Work to be completed -
This exercise asks for every record to be output again exactly.

The records -
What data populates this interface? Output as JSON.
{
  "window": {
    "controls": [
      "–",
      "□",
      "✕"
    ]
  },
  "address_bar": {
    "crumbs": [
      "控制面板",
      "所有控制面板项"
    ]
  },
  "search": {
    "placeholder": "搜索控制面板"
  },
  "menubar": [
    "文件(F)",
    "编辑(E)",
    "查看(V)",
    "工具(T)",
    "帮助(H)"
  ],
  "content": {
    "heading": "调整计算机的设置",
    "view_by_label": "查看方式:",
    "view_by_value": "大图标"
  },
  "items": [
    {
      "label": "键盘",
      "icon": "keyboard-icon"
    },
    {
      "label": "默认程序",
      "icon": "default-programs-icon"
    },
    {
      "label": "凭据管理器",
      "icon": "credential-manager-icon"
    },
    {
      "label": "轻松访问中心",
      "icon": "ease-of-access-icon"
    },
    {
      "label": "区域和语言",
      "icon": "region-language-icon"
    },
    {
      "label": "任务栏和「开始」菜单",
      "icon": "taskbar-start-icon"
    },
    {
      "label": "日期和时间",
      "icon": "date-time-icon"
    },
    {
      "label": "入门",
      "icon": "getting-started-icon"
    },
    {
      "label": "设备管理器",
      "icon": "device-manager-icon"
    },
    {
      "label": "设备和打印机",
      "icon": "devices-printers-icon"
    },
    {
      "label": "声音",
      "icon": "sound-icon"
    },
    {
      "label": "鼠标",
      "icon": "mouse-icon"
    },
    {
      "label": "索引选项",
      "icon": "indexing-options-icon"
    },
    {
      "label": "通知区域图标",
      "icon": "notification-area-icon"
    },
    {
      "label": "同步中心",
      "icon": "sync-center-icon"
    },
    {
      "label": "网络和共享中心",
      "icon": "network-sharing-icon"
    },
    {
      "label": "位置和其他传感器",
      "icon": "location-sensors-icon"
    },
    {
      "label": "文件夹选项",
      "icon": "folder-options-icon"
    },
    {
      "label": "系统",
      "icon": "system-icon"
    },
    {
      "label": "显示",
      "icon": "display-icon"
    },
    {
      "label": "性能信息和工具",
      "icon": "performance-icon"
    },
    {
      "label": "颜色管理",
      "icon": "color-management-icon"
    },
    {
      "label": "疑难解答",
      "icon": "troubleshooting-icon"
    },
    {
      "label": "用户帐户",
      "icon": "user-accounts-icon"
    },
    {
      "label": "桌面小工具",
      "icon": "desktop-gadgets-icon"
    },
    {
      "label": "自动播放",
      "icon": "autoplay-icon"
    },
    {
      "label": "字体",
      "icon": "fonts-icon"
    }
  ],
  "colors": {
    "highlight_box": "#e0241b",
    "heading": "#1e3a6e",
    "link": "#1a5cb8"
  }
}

Exercise response -
What data populates this interface? Output as JSON.
{
  "window": {
    "controls": [
      "–",
      "□",
      "✕"
    ]
  },
  "address_bar": {
    "crumbs": [
      "控制面板",
      "所有控制面板项"
    ]
  },
  "search": {
    "placeholder": "搜索控制面板"
  },
  "menubar": [
    "文件(F)",
    "编辑(E)",
    "查看(V)",
    "工具(T)",
    "帮助(H)"
  ],
  "content": {
    "heading": "调整计算机的设置",
    "view_by_label": "查看方式:",
    "view_by_value": "大图标"
  },
  "items": [
    {
      "label": "键盘",
      "icon": "keyboard-icon"
    },
    {
      "label": "默认程序",
      "icon": "default-programs-icon"
    },
    {
      "label": "凭据管理器",
      "icon": "credential-manager-icon"
    },
    {
      "label": "轻松访问中心",
      "icon": "ease-of-access-icon"
    },
    {
      "label": "区域和语言",
      "icon": "region-language-icon"
    },
    {
      "label": "任务栏和「开始」菜单",
      "icon": "taskbar-start-icon"
    },
    {
      "label": "日期和时间",
      "icon": "date-time-icon"
    },
    {
      "label": "入门",
      "icon": "getting-started-icon"
    },
    {
      "label": "设备管理器",
      "icon": "device-manager-icon"
    },
    {
      "label": "设备和打印机",
      "icon": "devices-printers-icon"
    },
    {
      "label": "声音",
      "icon": "sound-icon"
    },
    {
      "label": "鼠标",
      "icon": "mouse-icon"
    },
    {
      "label": "索引选项",
      "icon": "indexing-options-icon"
    },
    {
      "label": "通知区域图标",
      "icon": "notification-area-icon"
    },
    {
      "label": "同步中心",
      "icon": "sync-center-icon"
    },
    {
      "label": "网络和共享中心",
      "icon": "network-sharing-icon"
    },
    {
      "label": "位置和其他传感器",
      "icon": "location-sensors-icon"
    },
    {
      "label": "文件夹选项",
      "icon": "folder-options-icon"
    },
    {
      "label": "系统",
      "icon": "system-icon"
    },
    {
      "label": "显示",
      "icon": "display-icon"
    },
    {
      "label": "性能信息和工具",
      "icon": "performance-icon"
    },
    {
      "label": "颜色管理",
      "icon": "color-management-icon"
    },
    {
      "label": "疑难解答",
      "icon": "troubleshooting-icon"
    },
    {
      "label": "用户帐户",
      "icon": "user-accounts-icon"
    },
    {
      "label": "桌面小工具",
      "icon": "desktop-gadgets-icon"
    },
    {
      "label": "自动播放",
      "icon": "autoplay-icon"
    },
    {
      "label": "字体",
      "icon": "fonts-icon"
    }
  ],
  "colors": {
    "highlight_box": "#e0241b",
    "heading": "#1e3a6e",
    "link": "#1a5cb8"
  }
}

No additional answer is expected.